* _Work instruction_
Pick every line out of the entries below that has the string "Eurosport", and copy it.

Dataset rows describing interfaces

=====

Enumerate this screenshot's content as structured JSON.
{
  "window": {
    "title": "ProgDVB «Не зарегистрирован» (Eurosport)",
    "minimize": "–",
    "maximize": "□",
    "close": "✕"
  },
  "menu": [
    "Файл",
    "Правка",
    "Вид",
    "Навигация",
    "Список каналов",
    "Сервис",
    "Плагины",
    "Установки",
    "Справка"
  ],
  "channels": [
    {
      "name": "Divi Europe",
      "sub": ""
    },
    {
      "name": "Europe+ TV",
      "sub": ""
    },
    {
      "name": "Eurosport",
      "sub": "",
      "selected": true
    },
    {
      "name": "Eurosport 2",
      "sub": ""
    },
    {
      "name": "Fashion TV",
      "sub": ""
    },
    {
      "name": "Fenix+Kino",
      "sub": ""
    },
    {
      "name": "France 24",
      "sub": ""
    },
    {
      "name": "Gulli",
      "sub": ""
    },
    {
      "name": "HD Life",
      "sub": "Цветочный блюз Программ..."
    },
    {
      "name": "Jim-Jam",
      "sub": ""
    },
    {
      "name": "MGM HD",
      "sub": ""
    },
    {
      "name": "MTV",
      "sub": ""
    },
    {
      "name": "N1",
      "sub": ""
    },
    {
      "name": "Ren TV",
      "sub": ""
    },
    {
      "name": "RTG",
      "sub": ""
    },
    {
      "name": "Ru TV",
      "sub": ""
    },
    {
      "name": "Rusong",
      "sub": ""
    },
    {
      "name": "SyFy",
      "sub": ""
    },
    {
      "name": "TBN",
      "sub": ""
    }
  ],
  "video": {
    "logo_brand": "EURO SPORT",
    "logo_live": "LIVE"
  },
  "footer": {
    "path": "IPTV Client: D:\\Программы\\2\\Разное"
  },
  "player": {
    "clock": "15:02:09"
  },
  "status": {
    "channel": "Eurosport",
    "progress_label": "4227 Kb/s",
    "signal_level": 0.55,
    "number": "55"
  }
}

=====

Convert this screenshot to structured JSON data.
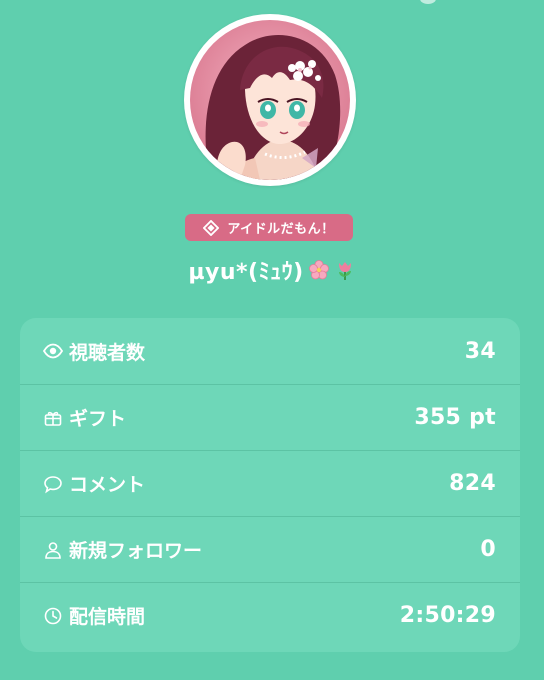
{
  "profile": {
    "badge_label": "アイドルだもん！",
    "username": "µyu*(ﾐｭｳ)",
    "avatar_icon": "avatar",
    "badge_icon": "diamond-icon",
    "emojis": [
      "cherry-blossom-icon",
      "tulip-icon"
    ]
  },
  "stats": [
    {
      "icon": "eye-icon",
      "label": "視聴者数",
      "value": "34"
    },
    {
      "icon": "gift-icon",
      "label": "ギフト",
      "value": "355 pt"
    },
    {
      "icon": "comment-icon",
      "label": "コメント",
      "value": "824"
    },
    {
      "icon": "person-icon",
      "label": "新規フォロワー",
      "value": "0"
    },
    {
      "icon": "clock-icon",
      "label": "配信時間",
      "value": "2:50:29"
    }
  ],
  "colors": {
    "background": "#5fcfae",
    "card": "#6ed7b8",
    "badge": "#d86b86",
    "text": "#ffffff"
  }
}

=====

* _The completed task_
    "title": "ProgDVB «Не зарегистрирован» (Eurosport)",
      "name": "Eurosport",
      "name": "Eurosport 2",
    "channel": "Eurosport",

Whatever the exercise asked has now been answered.